- Instructions to follow -
Scan the entries for lines with "Ecole" and say how many there are, with nothing more.

- Website and app data records -
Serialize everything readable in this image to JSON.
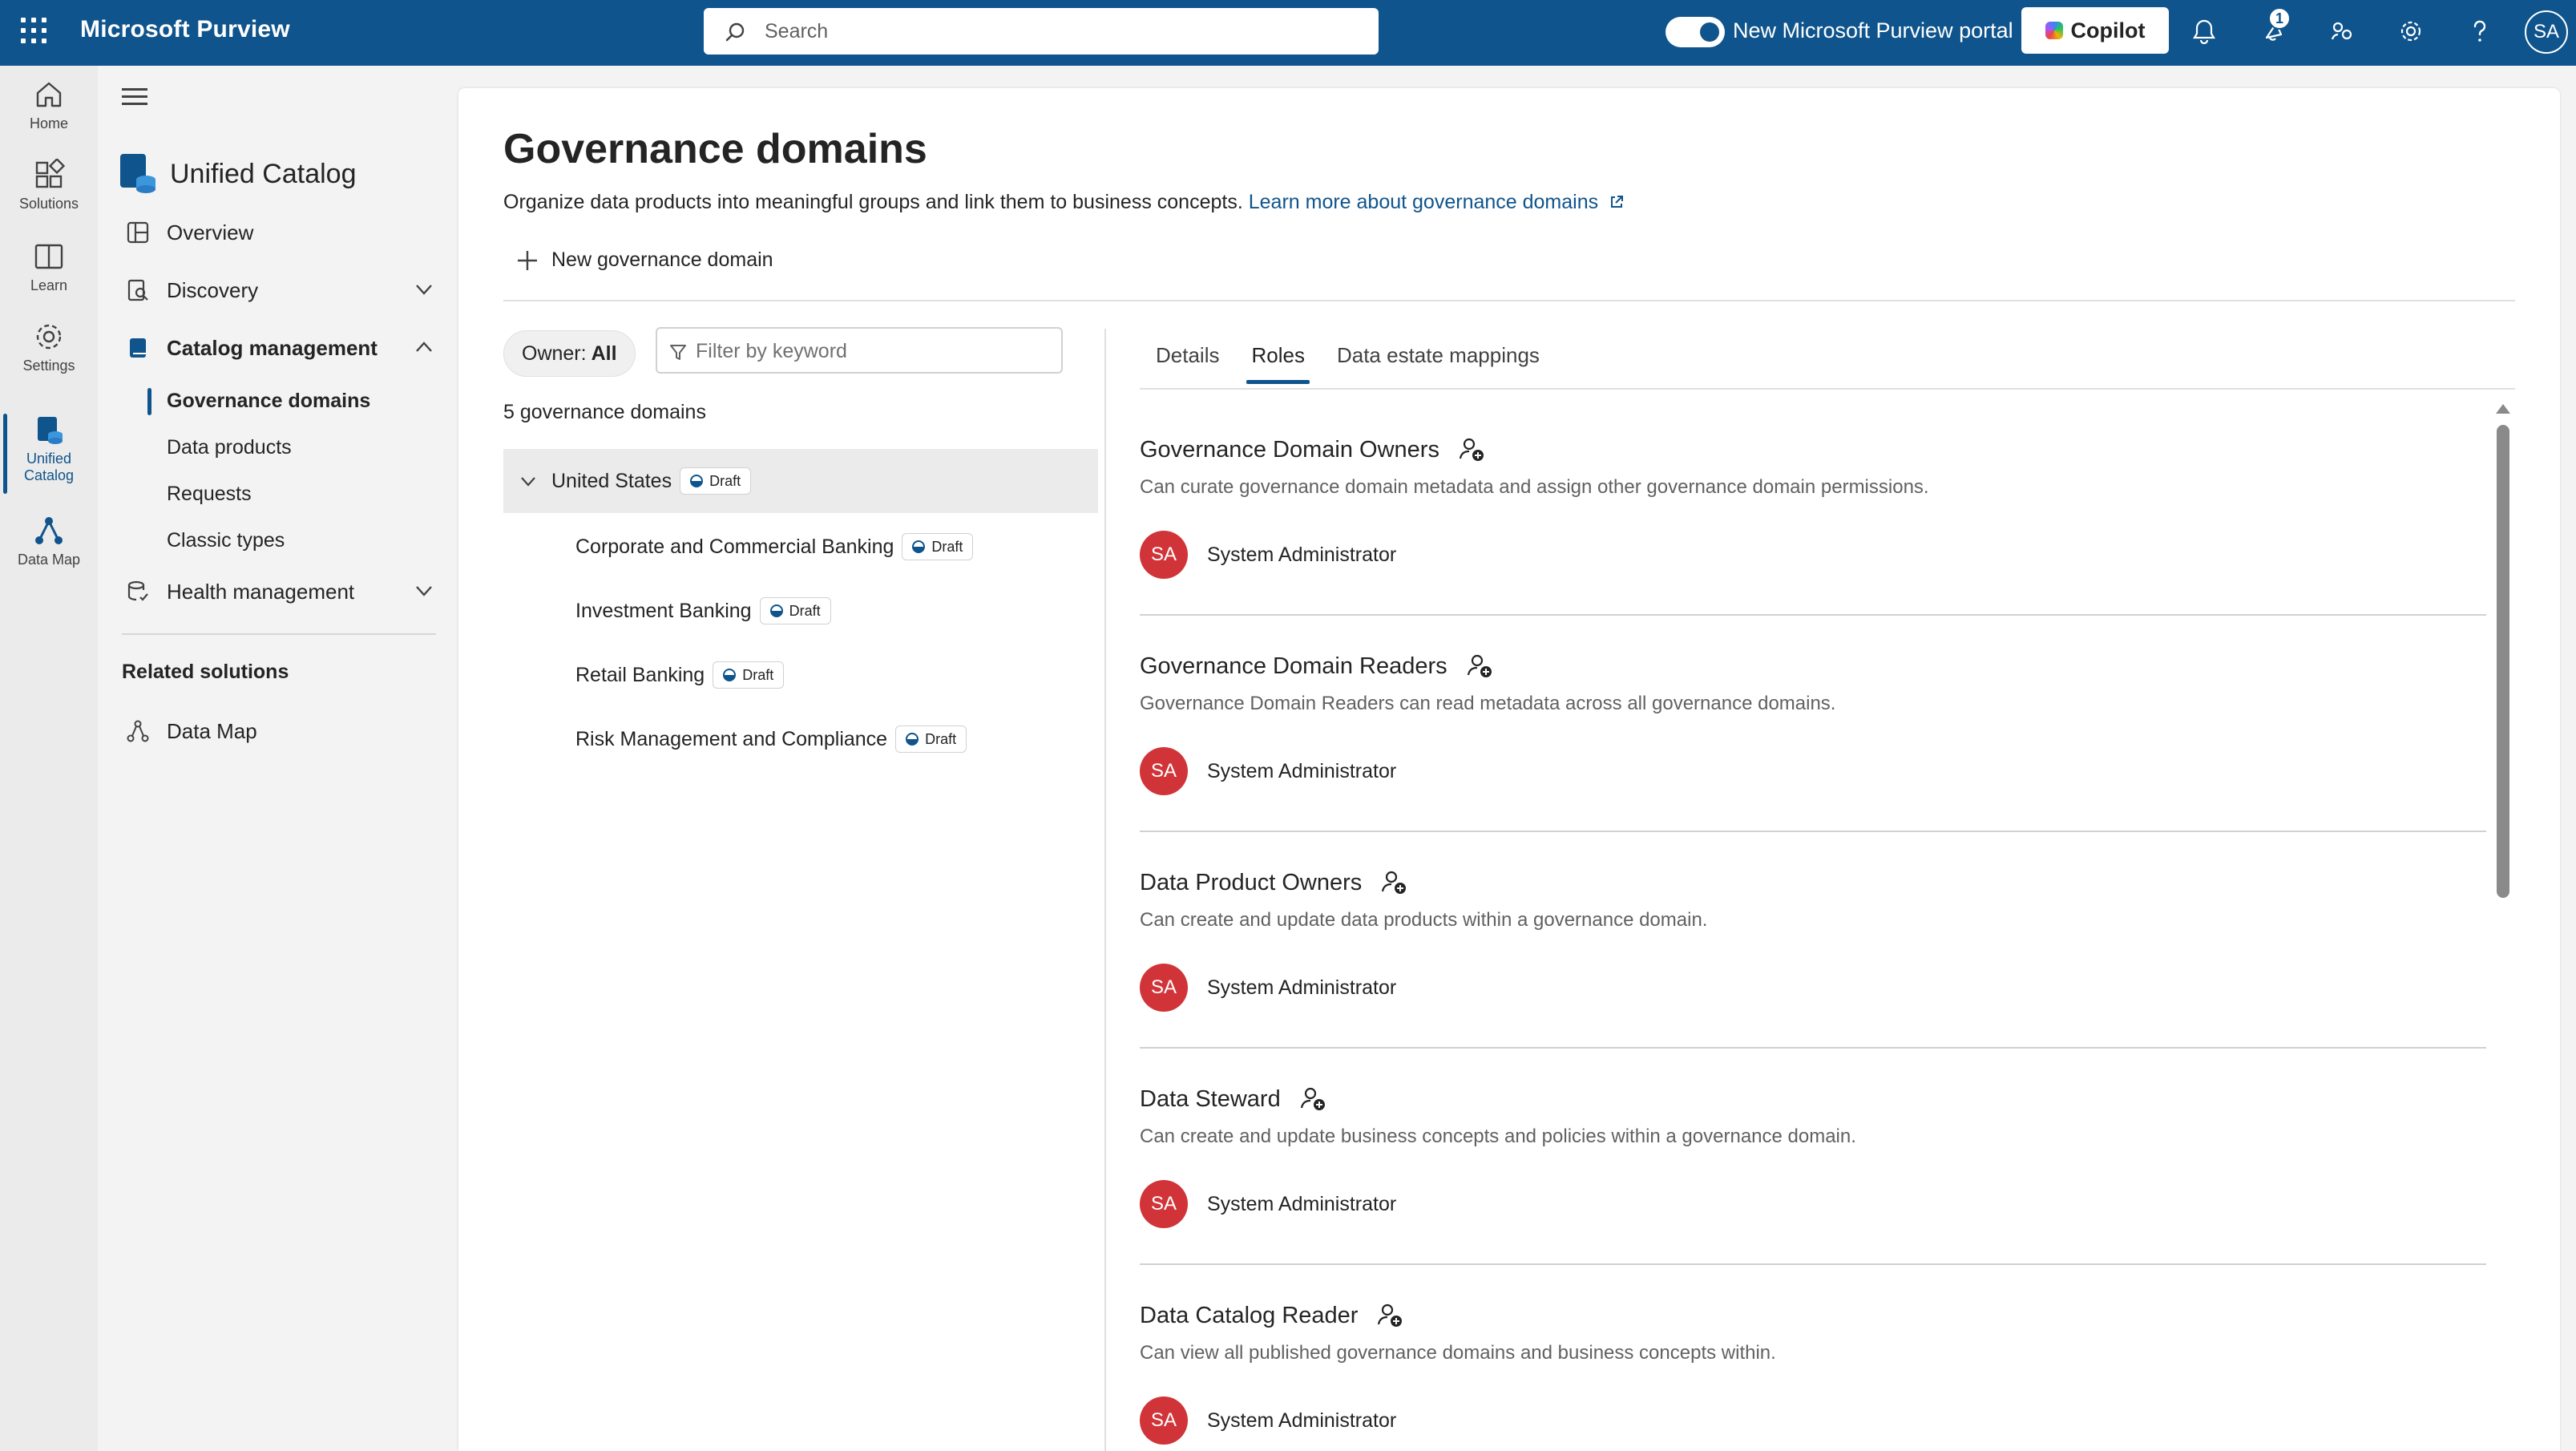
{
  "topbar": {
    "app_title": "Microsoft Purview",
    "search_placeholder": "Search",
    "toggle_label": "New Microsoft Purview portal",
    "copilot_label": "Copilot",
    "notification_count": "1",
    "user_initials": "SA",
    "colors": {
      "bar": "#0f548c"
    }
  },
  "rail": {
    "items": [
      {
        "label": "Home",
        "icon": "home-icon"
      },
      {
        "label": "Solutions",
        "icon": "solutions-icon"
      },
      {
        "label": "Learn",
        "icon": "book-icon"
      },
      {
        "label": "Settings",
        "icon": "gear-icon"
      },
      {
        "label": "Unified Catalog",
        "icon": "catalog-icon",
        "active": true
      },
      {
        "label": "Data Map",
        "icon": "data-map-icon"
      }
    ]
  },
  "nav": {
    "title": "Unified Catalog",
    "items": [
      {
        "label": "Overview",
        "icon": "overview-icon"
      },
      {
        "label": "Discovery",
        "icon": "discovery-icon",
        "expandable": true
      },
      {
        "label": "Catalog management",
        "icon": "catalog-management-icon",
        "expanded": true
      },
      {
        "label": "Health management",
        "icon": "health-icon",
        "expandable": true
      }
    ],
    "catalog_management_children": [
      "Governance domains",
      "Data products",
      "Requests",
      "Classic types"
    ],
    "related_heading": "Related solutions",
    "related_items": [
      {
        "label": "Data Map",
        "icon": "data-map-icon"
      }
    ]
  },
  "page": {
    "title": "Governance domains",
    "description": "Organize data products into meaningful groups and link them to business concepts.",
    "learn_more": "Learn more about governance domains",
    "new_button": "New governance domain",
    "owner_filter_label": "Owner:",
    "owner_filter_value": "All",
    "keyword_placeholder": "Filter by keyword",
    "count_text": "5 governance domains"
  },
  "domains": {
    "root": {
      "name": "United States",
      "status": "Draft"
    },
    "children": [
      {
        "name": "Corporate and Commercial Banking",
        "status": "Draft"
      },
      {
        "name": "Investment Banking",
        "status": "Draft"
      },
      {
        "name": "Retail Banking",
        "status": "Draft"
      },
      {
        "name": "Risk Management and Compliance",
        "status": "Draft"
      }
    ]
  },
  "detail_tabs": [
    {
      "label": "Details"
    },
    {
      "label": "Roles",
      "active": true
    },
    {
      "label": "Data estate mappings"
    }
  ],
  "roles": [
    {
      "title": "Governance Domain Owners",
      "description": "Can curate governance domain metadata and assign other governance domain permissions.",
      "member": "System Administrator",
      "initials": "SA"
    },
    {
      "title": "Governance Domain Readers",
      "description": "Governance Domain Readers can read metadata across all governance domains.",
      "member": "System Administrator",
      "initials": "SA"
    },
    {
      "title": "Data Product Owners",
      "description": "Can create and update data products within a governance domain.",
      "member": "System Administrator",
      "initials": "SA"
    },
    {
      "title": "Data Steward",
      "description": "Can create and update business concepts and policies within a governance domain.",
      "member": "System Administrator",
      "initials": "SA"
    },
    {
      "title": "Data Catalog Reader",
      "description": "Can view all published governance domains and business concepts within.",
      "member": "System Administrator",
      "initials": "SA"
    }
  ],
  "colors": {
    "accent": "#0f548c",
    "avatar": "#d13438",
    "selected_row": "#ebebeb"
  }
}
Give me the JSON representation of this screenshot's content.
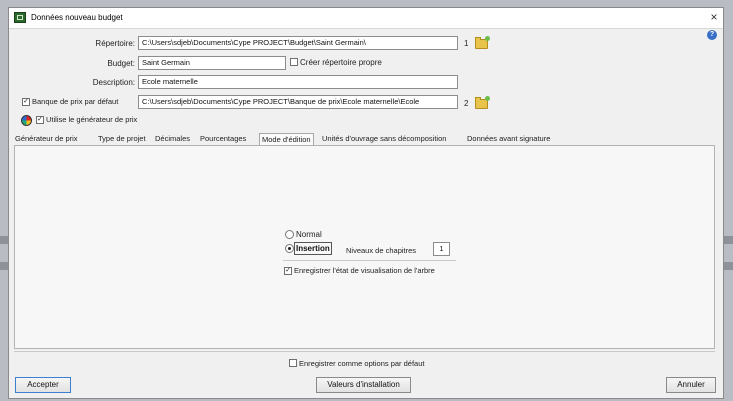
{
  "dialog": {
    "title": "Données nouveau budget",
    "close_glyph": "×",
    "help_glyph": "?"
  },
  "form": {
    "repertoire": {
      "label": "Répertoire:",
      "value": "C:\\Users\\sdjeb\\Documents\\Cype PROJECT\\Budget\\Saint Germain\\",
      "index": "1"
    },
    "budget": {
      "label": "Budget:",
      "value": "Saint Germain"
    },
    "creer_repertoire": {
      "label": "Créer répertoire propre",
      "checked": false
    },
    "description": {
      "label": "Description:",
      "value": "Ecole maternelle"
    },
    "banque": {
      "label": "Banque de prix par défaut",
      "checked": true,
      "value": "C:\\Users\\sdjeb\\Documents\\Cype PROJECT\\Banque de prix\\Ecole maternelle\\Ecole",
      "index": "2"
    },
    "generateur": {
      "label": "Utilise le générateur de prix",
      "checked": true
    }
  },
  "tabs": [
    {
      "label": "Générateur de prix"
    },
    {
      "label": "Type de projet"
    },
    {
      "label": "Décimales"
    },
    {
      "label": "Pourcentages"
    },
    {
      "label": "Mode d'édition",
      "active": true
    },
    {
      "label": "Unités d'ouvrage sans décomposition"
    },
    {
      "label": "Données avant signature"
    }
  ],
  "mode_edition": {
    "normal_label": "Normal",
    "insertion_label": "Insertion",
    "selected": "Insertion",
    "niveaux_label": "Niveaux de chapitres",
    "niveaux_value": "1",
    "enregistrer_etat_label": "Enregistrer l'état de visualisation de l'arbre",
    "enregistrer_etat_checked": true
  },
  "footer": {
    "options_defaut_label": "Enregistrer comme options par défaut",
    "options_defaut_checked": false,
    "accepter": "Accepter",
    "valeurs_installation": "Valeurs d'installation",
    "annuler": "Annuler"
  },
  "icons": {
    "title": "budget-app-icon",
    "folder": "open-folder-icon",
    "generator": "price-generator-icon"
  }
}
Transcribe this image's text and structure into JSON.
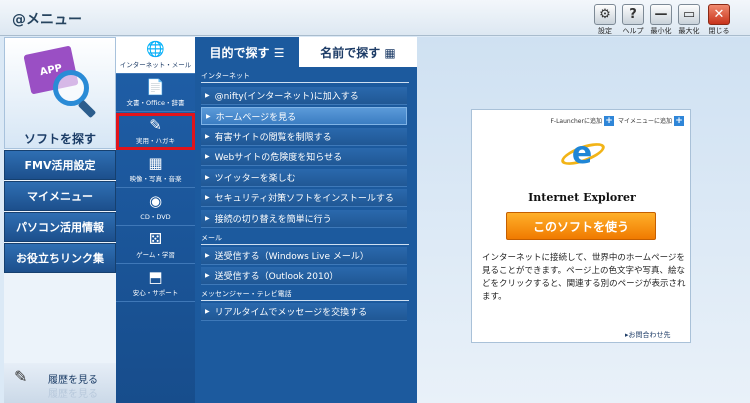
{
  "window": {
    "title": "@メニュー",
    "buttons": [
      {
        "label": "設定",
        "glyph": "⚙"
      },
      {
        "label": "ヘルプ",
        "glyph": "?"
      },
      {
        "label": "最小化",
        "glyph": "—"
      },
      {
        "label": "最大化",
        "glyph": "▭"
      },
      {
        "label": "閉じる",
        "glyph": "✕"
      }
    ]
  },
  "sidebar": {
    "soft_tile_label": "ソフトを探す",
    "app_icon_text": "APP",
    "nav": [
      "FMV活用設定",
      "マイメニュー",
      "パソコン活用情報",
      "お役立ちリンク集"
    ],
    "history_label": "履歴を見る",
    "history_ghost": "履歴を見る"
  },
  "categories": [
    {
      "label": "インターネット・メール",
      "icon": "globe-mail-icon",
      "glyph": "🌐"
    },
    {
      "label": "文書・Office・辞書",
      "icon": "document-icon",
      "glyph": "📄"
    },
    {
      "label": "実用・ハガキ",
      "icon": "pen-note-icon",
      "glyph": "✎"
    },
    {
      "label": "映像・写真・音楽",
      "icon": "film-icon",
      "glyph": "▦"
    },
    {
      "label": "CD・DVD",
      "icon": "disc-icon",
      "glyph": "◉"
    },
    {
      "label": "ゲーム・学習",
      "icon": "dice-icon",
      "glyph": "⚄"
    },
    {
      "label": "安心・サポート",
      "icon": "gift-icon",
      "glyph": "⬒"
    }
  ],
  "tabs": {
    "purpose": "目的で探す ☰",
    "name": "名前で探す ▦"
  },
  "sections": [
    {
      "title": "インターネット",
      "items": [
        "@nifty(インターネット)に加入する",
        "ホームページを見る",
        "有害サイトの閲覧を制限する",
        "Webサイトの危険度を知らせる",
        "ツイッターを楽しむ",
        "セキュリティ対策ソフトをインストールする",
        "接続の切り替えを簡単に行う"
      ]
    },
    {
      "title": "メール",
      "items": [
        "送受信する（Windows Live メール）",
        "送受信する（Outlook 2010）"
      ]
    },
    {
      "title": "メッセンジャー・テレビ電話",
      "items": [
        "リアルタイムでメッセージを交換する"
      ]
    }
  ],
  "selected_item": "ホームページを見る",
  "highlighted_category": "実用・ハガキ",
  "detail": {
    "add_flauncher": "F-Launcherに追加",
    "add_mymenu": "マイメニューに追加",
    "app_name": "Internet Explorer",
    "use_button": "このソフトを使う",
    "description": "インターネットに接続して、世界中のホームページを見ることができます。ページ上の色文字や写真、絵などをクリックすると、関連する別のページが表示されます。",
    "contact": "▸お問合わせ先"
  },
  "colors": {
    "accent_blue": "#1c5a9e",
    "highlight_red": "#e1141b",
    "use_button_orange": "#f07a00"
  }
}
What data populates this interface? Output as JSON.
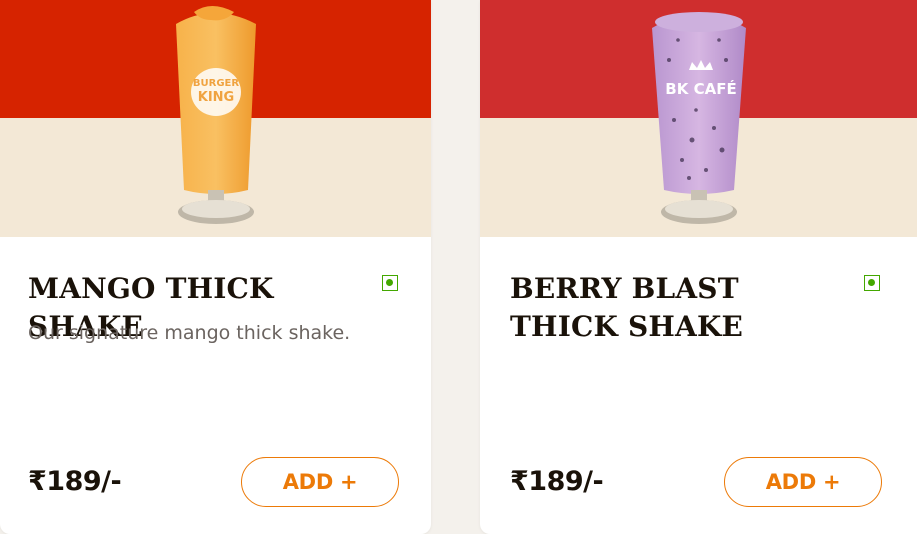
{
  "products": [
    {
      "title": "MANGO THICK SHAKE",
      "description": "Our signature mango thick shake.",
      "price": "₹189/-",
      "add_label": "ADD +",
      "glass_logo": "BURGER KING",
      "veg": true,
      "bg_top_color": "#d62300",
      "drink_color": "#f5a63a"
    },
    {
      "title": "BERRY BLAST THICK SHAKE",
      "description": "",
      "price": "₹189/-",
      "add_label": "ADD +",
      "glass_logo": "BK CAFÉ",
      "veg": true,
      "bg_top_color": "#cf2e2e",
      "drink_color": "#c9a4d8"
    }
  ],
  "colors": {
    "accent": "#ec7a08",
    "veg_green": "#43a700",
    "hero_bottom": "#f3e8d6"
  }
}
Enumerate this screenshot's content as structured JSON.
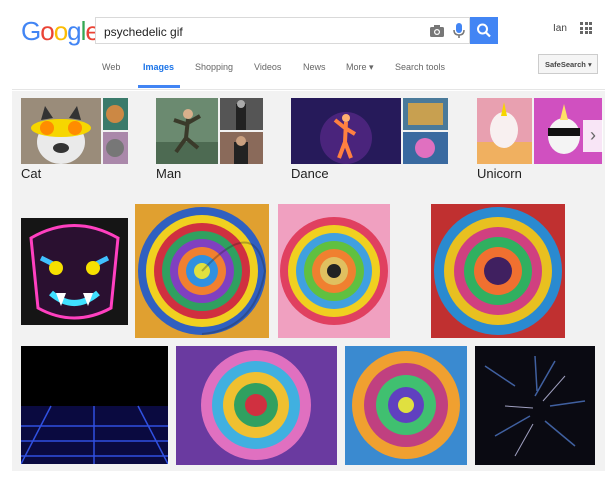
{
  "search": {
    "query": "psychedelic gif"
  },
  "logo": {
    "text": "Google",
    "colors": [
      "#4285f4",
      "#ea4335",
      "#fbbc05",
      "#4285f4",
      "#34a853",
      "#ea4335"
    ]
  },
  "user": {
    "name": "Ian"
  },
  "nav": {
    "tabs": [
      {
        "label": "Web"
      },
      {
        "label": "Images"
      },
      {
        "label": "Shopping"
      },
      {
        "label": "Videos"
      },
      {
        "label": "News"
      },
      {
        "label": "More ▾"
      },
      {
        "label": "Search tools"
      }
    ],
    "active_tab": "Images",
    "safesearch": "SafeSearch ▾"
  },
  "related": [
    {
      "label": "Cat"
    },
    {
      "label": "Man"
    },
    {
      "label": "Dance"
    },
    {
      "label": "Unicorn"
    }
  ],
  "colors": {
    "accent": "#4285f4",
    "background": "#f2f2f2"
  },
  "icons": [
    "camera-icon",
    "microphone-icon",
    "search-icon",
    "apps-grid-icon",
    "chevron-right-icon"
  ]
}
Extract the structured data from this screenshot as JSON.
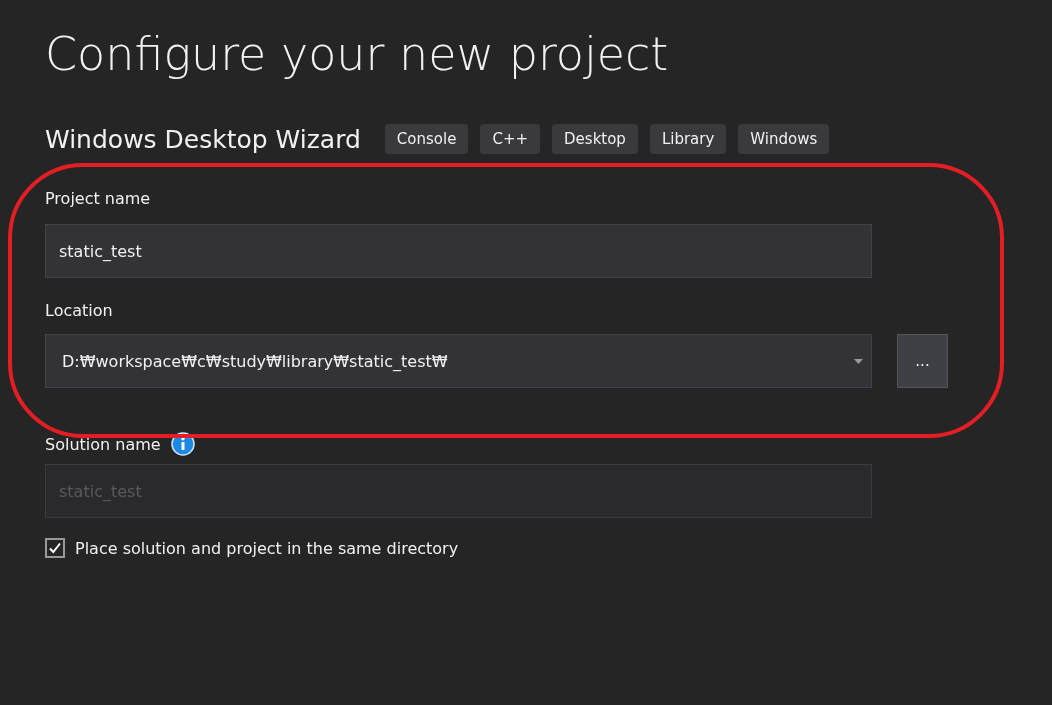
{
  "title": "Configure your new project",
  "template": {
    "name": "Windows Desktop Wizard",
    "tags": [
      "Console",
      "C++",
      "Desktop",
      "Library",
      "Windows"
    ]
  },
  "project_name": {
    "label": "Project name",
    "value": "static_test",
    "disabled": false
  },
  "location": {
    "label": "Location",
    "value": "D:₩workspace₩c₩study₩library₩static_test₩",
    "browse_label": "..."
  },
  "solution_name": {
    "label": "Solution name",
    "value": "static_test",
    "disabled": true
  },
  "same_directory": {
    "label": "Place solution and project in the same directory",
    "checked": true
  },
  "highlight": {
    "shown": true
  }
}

- Answer to this exercise -
2